The second tab shows six-year rates by ethnicity.  It's a little messier than I like my visualizations to be, but there is a point there, too: Notice the spreads.  Use the highlight control to focus on a single ethnicity across all colleges, and the other filters to limit the colleges shown.  Sometimes the lesson is not in the details, but the 30,000 foot view.  Ethnicity still matters in America, despite what some people would tell you.

Finally, a different view on the third tab.  Note that it does not show the actual graduation rates.  There's a reason for that.  The premise on this visualization is simple: That when a student enrolls at a college, it's very likely that they plan to graduate from that college.  So if they do, what's the chance they'll graduate in four or five years?  This uses the universe of six-year graduates as the denominator, and the four- and five-year rates as numerator.   The two data points on the left side show the chance that a student graduates in four; the line on the right shows the gap between the two.

As always, let me know what you see here.  I'm always eager to hear your thoughts.  And follow me on Twitter if you want to see these new posts while they're fresh. 


Popular posts from this blog

The Highly Rejective Colleges

If you're not following Akil Bello on Twitter, you should be.  His timeline is filled with great insights about standardized testing, and he takes great effort to point out racism (both subtle and not-so-subtle) in higher education, all while throwing in references to the Knicks and his daughter Enid, making the experience interesting, compelling, and sometimes, fun. Recently, he created the term " highly rejective colleges " as a more apt description for what are otherwise called "highly selective colleges."  As I've said before, a college that admits 15% of applicants really has a rejections office, not an admissions office.  The term appears to have taken off on Twitter, and I hope it will stick. So I took a look at the highly rejectives (really, that's all I'm going to call them from now on) and found some interesting patterns in the data. Take a look:  The 1,132 four-year, private colleges and universities with admissions data in IPEDS are incl

So you think you're going back to the SAT and ACT?

Now that almost every university in the nation has gone test-optional for the 2021 cycle out of necessity, a nagging question remains: How many will go back to requiring tests as soon as it's possible?  No one knows, but some of the announcements some colleges made sounded like the kid who only ate his green beans to get his screen time: They did it, but they sure were not happy about it.  So we have some suspicions about the usual suspects.
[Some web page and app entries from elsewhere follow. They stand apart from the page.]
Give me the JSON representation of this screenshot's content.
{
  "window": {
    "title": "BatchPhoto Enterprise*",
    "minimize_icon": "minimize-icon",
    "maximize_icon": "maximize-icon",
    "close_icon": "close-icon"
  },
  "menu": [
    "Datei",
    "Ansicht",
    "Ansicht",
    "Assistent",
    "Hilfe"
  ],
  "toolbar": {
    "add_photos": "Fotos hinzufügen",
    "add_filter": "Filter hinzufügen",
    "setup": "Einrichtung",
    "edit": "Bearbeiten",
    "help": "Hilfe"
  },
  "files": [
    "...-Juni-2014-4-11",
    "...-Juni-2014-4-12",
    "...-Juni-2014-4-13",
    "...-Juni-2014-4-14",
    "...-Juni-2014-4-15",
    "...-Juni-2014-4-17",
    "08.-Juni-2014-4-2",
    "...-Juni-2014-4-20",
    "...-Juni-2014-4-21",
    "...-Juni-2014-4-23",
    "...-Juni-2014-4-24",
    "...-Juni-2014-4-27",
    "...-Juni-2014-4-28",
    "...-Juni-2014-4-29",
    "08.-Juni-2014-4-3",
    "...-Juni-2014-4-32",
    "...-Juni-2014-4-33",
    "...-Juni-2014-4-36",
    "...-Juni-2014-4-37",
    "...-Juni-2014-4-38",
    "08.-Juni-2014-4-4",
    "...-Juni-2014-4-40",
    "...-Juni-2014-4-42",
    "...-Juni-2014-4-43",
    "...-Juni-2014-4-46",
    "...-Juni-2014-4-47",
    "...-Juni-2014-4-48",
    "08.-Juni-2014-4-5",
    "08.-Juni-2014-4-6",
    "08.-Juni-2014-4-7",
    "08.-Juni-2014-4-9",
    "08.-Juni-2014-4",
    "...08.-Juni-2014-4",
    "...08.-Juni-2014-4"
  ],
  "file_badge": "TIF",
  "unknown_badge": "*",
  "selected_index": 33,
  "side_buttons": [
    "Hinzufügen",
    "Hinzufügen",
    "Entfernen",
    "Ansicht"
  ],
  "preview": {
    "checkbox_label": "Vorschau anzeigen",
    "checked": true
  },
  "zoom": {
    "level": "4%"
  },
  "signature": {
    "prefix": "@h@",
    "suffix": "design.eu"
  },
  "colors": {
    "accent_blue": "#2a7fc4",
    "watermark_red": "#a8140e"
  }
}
I don't object to colleges requiring tests, of course, even though I think they're not very helpful, intrinsically biased against certain groups, and a tool of the vain.  You be you, though, and don't let me stop you. However, there is a wild card in all of this: The recent court ruling prohibiting the University of California system from even using--let alone requiring--the SAT or ACT in admissions decisions next fall.  If you remember, the Cal State system had already decided to go test blind, and of course community colleges in

All Degrees Awarded by US Colleges and Universities, 2019

 The question often asked by high school and independent counselors is something like, "What college offers degrees in <insert major name>.  While this can't help you know what colleges offer a specific degree, it can tell you which colleges awarded those degrees in 2019. It can also help you see the shape of degrees awarded in the US, and even dive deeper into a specific college to see what types of degrees  It's pretty straight-forward, but there are also some features you need to be aware of.  If you know how to Tableau, go ahead and dive right in. The first view  using the tabs across the top shows all degrees awarded by US colleges in 2019.  From there, you can choose any specific combination of student and college characteristics: For instance, if you want to find which institutions award the most bachelor's degrees at public universities in the southwest, just click.  If you then want to find which of those colleges offer the most degrees in History, just